No. Don’t believe everything you read especially from a tent company. They have a vested interest in making you believe that their tents are the lightest, strongest and roomiest on the market. Research your purchase. Ask the sales staff any questions you might have, tell them how you intend to use it and in what conditions it is to be used. Tell the sales staff what you want from the tent. Buy the tent that is right for you and not the one that had the catchiest ad campaign or the shiniest new colors. Keep in mind things like weight, size, shape, number of people, the season it is to be used and if it is going to be carried long distances or just set down and left there.
What is the difference between Fibreglass, Aluminium and Spring Steel tent frames ?
Fiberglass poles are less expensive than aluminum poles. They are more likely to break, especially in temperatures below 50 degrees. In order to get the same strength from a fiberglass pole it has to be longer and thicker than an aluminum pole which can be problematic for a backpacking tent.
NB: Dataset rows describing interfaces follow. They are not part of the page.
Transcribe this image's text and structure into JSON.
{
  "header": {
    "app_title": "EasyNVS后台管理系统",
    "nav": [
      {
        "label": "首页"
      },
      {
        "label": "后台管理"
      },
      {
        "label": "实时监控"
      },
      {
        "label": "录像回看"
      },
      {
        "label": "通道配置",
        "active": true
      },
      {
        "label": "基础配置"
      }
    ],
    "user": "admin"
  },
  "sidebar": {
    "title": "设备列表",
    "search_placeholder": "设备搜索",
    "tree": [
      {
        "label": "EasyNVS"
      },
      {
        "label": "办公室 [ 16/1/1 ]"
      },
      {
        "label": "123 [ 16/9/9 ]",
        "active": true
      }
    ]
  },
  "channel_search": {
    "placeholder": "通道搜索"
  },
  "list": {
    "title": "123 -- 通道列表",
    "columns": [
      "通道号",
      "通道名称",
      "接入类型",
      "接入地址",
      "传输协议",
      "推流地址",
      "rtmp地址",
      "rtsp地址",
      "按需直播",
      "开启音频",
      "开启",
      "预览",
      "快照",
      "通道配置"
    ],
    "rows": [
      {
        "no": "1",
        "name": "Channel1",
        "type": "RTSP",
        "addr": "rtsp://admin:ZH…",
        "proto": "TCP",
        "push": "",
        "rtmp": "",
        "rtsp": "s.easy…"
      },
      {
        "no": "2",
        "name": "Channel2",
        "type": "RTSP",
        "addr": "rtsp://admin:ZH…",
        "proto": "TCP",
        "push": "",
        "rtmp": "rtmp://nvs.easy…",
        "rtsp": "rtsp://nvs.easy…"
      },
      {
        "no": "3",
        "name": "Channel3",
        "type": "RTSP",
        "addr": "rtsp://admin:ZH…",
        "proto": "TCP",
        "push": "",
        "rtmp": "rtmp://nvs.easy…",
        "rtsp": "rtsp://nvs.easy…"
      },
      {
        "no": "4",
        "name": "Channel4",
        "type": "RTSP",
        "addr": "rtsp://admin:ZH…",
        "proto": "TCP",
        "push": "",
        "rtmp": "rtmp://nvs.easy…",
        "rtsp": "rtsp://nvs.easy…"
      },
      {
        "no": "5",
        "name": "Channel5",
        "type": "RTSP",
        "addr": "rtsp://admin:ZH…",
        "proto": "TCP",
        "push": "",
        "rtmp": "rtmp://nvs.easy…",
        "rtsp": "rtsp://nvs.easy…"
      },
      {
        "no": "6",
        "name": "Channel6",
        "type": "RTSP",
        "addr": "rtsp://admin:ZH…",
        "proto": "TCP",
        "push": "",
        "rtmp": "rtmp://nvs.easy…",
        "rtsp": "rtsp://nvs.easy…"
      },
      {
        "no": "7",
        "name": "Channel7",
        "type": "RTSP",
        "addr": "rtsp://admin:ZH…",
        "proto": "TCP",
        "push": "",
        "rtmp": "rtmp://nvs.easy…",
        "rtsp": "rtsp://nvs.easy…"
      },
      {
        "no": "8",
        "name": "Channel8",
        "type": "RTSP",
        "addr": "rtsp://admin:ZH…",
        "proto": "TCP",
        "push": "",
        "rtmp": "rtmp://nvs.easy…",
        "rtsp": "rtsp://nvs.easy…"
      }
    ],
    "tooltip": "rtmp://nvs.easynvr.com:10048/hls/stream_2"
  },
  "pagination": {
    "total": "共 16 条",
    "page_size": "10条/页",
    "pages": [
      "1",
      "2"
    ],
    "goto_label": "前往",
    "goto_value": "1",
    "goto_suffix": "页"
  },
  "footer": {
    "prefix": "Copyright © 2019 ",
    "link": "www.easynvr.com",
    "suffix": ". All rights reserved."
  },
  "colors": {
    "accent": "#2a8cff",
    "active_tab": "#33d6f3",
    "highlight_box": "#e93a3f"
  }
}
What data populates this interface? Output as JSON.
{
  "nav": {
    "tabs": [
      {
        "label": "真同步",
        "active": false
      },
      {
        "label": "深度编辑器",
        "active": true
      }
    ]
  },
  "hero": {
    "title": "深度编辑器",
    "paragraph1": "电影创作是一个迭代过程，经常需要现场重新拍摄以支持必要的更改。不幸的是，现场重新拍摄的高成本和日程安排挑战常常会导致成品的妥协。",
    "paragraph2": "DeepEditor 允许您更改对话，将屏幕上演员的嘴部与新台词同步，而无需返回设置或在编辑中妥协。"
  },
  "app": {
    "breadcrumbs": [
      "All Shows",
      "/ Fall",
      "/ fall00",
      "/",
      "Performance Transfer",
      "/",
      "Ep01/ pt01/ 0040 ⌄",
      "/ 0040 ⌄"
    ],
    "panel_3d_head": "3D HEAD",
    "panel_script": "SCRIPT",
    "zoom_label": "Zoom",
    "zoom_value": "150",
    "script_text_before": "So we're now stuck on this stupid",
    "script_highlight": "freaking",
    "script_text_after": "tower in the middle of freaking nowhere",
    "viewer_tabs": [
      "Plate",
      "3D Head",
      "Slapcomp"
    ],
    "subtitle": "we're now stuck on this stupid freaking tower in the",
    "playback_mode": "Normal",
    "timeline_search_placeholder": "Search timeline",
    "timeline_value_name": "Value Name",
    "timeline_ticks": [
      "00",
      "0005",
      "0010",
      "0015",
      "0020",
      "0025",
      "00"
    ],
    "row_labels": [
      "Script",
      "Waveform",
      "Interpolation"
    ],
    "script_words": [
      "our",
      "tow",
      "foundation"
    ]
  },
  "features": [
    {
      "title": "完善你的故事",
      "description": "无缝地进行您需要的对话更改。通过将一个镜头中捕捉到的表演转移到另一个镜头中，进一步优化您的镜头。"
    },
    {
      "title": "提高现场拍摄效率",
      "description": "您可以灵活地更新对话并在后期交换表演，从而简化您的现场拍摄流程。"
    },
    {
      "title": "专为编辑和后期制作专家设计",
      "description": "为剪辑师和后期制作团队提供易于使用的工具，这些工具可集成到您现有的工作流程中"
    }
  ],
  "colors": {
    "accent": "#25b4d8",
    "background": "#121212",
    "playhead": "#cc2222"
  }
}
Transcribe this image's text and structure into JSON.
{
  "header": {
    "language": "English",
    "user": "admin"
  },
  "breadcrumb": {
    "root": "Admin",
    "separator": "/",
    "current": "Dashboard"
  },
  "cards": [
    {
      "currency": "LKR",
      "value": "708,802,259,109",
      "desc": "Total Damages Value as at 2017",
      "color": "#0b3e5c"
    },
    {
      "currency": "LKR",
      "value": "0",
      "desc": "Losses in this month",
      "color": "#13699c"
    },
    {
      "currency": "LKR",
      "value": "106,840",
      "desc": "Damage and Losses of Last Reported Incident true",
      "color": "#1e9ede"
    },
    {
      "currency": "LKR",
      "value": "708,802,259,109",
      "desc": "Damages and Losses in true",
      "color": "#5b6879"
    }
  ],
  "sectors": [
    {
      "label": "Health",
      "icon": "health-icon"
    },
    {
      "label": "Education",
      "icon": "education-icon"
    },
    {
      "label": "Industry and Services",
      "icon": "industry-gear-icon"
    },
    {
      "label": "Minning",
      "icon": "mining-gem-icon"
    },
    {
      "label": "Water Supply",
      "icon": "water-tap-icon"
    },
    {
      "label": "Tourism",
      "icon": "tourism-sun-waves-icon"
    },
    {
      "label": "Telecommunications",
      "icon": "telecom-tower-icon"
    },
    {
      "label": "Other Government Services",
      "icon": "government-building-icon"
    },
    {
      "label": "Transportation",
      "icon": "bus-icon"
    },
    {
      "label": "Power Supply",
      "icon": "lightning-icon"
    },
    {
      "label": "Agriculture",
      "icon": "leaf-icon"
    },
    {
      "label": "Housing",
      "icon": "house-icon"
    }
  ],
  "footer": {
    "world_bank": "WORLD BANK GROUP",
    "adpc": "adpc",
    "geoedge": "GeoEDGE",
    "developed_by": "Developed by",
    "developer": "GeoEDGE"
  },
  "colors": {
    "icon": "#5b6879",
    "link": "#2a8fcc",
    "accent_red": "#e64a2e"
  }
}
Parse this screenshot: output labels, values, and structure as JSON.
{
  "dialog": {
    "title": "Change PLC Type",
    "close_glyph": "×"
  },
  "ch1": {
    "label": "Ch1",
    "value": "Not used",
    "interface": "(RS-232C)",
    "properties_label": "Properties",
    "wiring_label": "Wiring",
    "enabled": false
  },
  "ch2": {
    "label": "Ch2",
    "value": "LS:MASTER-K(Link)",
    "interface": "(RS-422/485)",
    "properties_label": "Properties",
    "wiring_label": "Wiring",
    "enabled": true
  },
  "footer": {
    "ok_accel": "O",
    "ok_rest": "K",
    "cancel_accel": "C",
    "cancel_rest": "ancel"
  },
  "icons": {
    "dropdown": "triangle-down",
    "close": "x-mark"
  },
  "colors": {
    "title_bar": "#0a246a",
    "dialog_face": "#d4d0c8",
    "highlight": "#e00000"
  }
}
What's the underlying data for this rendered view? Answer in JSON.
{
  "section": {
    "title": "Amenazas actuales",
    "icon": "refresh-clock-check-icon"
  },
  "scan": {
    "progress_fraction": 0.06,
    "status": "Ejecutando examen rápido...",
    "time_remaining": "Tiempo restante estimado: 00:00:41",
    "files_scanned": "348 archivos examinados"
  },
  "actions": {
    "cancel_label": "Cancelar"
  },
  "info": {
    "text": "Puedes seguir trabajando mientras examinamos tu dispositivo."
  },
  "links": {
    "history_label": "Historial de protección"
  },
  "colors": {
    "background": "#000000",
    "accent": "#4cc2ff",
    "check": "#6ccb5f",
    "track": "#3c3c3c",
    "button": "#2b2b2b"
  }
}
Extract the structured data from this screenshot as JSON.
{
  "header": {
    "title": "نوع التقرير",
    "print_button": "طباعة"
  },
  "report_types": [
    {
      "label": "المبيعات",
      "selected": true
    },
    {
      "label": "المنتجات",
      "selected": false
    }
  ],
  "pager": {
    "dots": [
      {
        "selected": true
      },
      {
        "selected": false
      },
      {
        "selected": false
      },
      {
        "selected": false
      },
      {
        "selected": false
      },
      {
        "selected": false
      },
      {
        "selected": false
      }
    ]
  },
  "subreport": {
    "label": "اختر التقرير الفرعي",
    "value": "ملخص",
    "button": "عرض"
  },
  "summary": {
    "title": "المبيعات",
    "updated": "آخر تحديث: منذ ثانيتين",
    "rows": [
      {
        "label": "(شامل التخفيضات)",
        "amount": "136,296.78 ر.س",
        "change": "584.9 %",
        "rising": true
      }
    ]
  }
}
Aluminum poles are lighter than fiberglass, less likely to break, stronger and suitable for cold weather. They are more expensive than fiberglass and work well in any temperature. In backpacking tents, the sections tend to be shorter to make for a small pack size. Aluminum poles are essential for 4 season tents (snow and wind).
For weekend tents, practical cost comparisons and performance, many tents will use fibreglass poles. There are various thicknesses of fibreglass poles on the market. Fibreglass poles can fracture and break in winds above approx. 30km/h. Steel frame structures are the best option for cabin style tents for their added strength and reasonable cost. Spring steel frames are the strongest possible frames available for dome tents. The spring steel offers flex, and because they are not hollow, they can withstand much greater forces than hollow aluminium or fibreglass frames. These frames have been tested to withstand 100km/h winds. These frames are heavier to carry than aluminium poles, therefore are not suitable for hiking tents, but are ideal for car camping tents and semi-permanent tents for commercial use. These frames generally do not require guy ropes for stability like other frames, as they are so much stronger. All tent poles can and will break if the force applying pressure to the structure is greater than it is designed to handle.
What are the season ratings for tents ?
Spring, Summer or Autumn. No snow – fiberglass poles. Vents and windows may not close.
Spring, Summer or Autumn. Cold weather, no snow – aluminum poles. Vents and windows may not close.
Light Duty 4 Season
Spring, Summer, Autumn or Winter. Light snow in a sheltered area – aluminum poles, all vents and windows close.
Spring, Summer, Autumn and Winter. Snow or wind – more aluminum poles, all vents and windows close.
4 Season Expedition
Winter – heavy snow. Anytime anywhere – Arctic, Mt. Everest, Mt. Washington etc – even more aluminum poles, all vents and windows close.
What is a four season tent ?
A tent that can take the forces applied in all four seasons – high winds, heavy rainfall, high heat, and heavy snowfall without collapsing. It must have strong aluminum or spring steel poles. It has the structural integrity to withstand snow loading and high winds (usually this requires extra bracing or cross over poles, especially for aluminium frames). The ability to close all windows and vents to prevent spindrift or blowing snow from getting inside the tent is vital. Some four season tents with aluminium frames are specifically designed for snow conditions, and are not generally recommended for summer conditions because they can lack effective ventilation. Campmor Canvas Dome Tents have been specifically designed for rugged conditions in harsh terrain and ideally suited for use in hot climates.